ACTION ITEM >>
Restate the data word for word and leave the images out.
*** DATA FOR THIS EXERCISE ***
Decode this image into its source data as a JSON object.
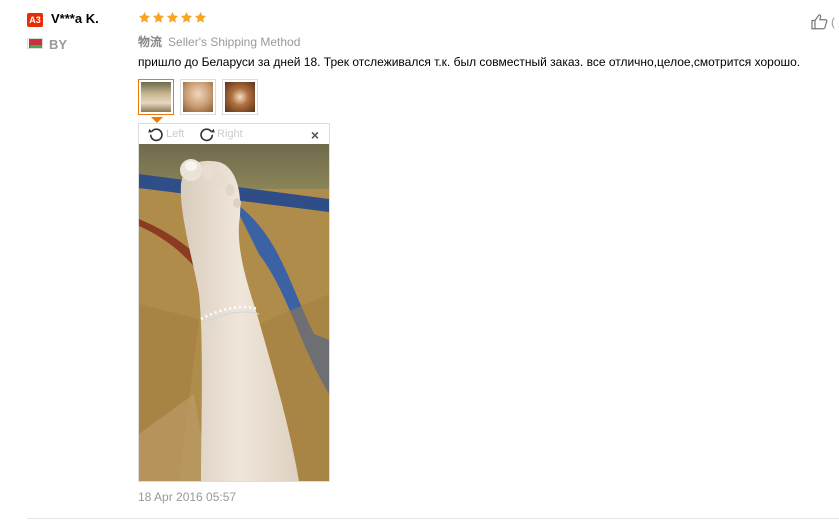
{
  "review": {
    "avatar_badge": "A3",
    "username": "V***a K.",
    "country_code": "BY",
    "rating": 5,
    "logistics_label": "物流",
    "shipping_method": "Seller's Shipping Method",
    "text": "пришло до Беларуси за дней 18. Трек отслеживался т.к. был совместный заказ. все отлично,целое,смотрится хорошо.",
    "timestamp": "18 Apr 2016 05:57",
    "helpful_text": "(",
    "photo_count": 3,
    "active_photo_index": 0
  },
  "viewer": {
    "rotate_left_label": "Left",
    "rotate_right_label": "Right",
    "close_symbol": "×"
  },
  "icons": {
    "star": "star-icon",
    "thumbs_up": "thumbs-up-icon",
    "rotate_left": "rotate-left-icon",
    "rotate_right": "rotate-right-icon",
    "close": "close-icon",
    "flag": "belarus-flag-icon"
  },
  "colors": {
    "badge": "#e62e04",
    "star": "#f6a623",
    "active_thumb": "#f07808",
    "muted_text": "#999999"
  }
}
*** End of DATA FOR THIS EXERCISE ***
TASK RESULT >>
Decode this image into its source data as a JSON object.
{
  "review": {
    "avatar_badge": "A3",
    "username": "V***a K.",
    "country_code": "BY",
    "rating": 5,
    "logistics_label": "物流",
    "shipping_method": "Seller's Shipping Method",
    "text": "пришло до Беларуси за дней 18. Трек отслеживался т.к. был совместный заказ. все отлично,целое,смотрится хорошо.",
    "timestamp": "18 Apr 2016 05:57",
    "helpful_text": "(",
    "photo_count": 3,
    "active_photo_index": 0
  },
  "viewer": {
    "rotate_left_label": "Left",
    "rotate_right_label": "Right",
    "close_symbol": "×"
  },
  "icons": {
    "star": "star-icon",
    "thumbs_up": "thumbs-up-icon",
    "rotate_left": "rotate-left-icon",
    "rotate_right": "rotate-right-icon",
    "close": "close-icon",
    "flag": "belarus-flag-icon"
  },
  "colors": {
    "badge": "#e62e04",
    "star": "#f6a623",
    "active_thumb": "#f07808",
    "muted_text": "#999999"
  }
}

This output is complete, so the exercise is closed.